The Countdown: a series

Eva Shen, Editor in Chief

Caring is the hardest part.

Which is ironic, given the outstanding consequences of the alternative.

When I think about the things I care about most—or that trigger the most guilt—I think about the tangled role I play in an ecosystem unbalanced by human beings.

I blanch at using the words climate change, because even the concept seems to trigger an automatic shut-down—we blank out, tune out, turn away. Did you stop reading just now? Maybe you’re brushing past this paragraph, certain you’re about to hear the same old tidbits: sea levels are rising at double last century’s rate; sea ice is shrinking and has never been smaller; the last seven years were the hottest in recorded history—yes, climate change is real.

Climate change is urgent and demands our attention. It is also worn-out, overwhelming, and old news. It’s a nasty combination, playing up our fears and tamping them down with neglect. 

Climate change is global, which means it is also local.

What I want to explore is this: how do we, as San Ramonians, fit into the scheme of things? What affects us and what do we affect? How do we get up and start moving? How do we not sit still

Caring is different from feeling haunted by guilt or worry. It is easy to feel care, but it is the hardest thing in the world to do things about it. How do we get ourselves to really care? And then others? And then the government?

This series is called The Countdown, partly because of a pun that I’m saving for a later installment (which I really shouldn’t be this excited for), but mostly because we’re reaching an ecological tipping point, and that ubiquitous phrase— “we’re running out of time”— is sadly true.
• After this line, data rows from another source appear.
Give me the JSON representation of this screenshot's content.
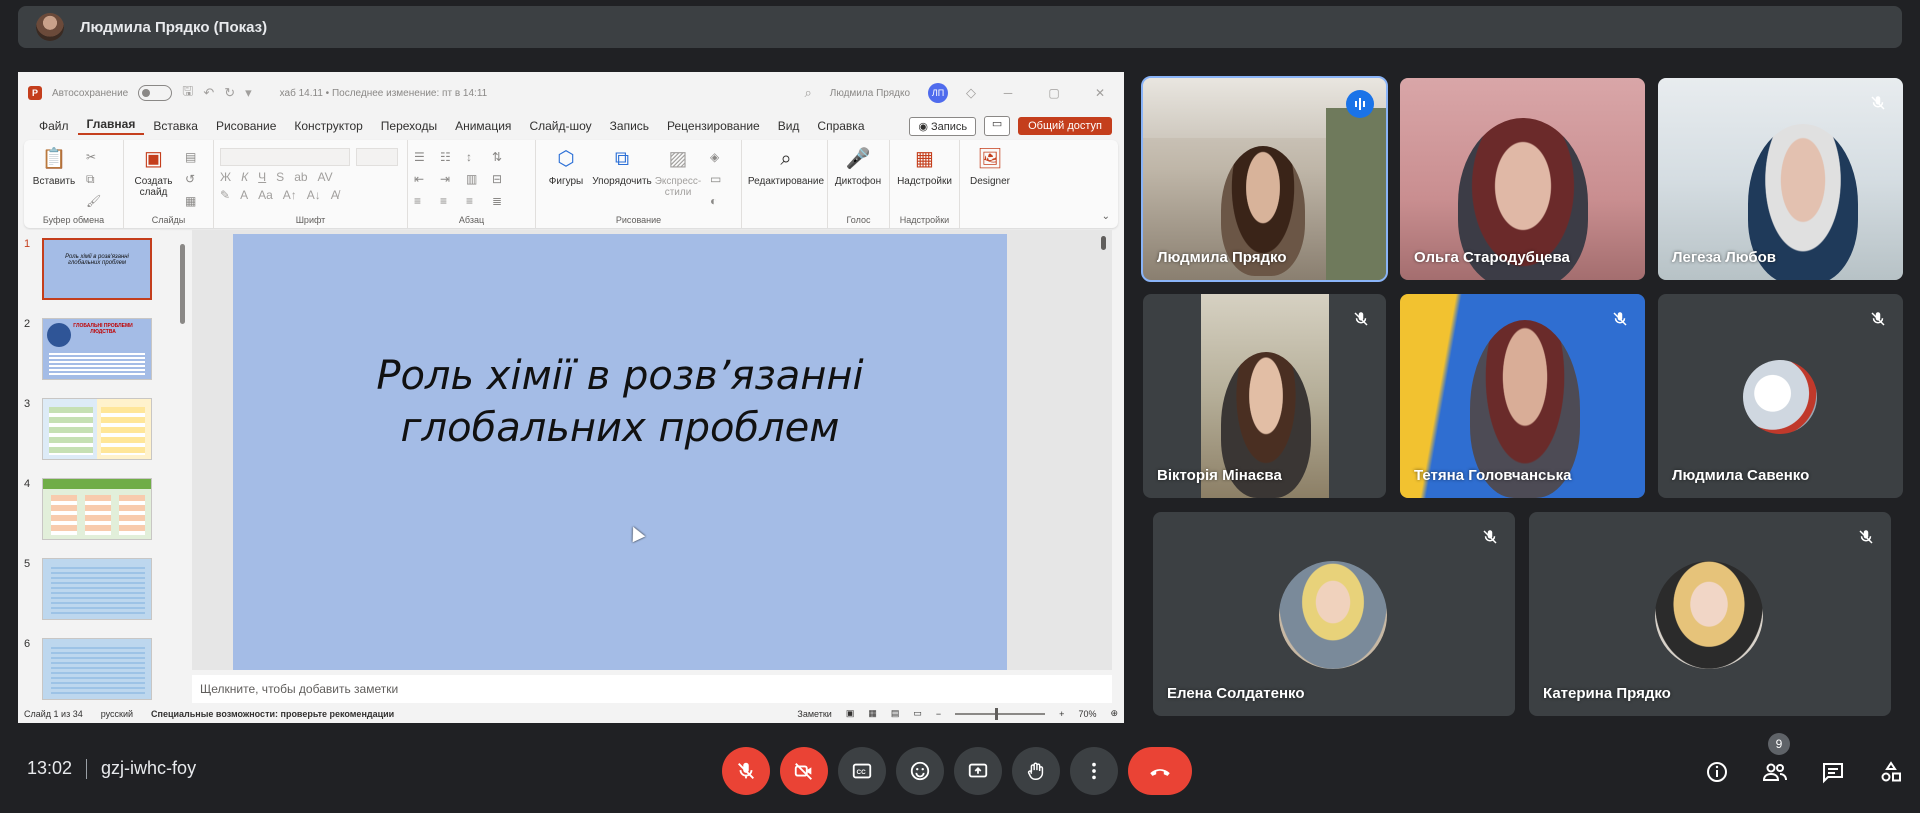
{
  "presenter_bar": {
    "title": "Людмила Прядко (Показ)"
  },
  "ppt": {
    "autosave_label": "Автосохранение",
    "doc_info": "хаб 14.11 • Последнее изменение: пт в 14:11",
    "user_name": "Людмила Прядко",
    "user_initials": "ЛП",
    "menu": [
      "Файл",
      "Главная",
      "Вставка",
      "Рисование",
      "Конструктор",
      "Переходы",
      "Анимация",
      "Слайд-шоу",
      "Запись",
      "Рецензирование",
      "Вид",
      "Справка"
    ],
    "active_menu": "Главная",
    "record_label": "Запись",
    "share_label": "Общий доступ",
    "ribbon": {
      "paste": "Вставить",
      "clipboard_group": "Буфер обмена",
      "new_slide": "Создать слайд",
      "slides_group": "Слайды",
      "font_group": "Шрифт",
      "paragraph_group": "Абзац",
      "shapes": "Фигуры",
      "arrange": "Упорядочить",
      "quick_styles": "Экспресс-стили",
      "drawing_group": "Рисование",
      "editing": "Редактирование",
      "dictate": "Диктофон",
      "voice_group": "Голос",
      "addins": "Надстройки",
      "addins_group": "Надстройки",
      "designer": "Designer"
    },
    "thumbnails": [
      {
        "num": "1",
        "title": "Роль хімії в розв'язанні глобальних проблем"
      },
      {
        "num": "2",
        "title": "ГЛОБАЛЬНІ ПРОБЛЕМИ ЛЮДСТВА"
      },
      {
        "num": "3",
        "title": ""
      },
      {
        "num": "4",
        "title": ""
      },
      {
        "num": "5",
        "title": ""
      },
      {
        "num": "6",
        "title": ""
      }
    ],
    "slide_title_line1": "Роль хімії в розв’язанні",
    "slide_title_line2": "глобальних проблем",
    "notes_placeholder": "Щелкните, чтобы добавить заметки",
    "status": {
      "slide_counter": "Слайд 1 из 34",
      "language": "русский",
      "accessibility": "Специальные возможности: проверьте рекомендации",
      "notes": "Заметки",
      "zoom": "70%"
    }
  },
  "participants": [
    {
      "name": "Людмила Прядко",
      "speaking": true,
      "muted": false
    },
    {
      "name": "Ольга Стародубцева",
      "speaking": false,
      "muted": false
    },
    {
      "name": "Легеза Любов",
      "speaking": false,
      "muted": true
    },
    {
      "name": "Вікторія Мінаєва",
      "speaking": false,
      "muted": true
    },
    {
      "name": "Тетяна Головчанська",
      "speaking": false,
      "muted": true
    },
    {
      "name": "Людмила Савенко",
      "speaking": false,
      "muted": true
    },
    {
      "name": "Елена Солдатенко",
      "speaking": false,
      "muted": true
    },
    {
      "name": "Катерина Прядко",
      "speaking": false,
      "muted": true
    }
  ],
  "meeting": {
    "time": "13:02",
    "code": "gzj-iwhc-foy",
    "participant_count": "9"
  },
  "colors": {
    "background": "#202124",
    "tile": "#3c4043",
    "danger": "#ea4335",
    "speaking": "#1a73e8",
    "ppt_accent": "#c43e1c",
    "slide_bg": "#a4bce6"
  }
}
My hope is that this series will be part investigation, part manual: an investigation into the things we need to care about, and a manual for how to care.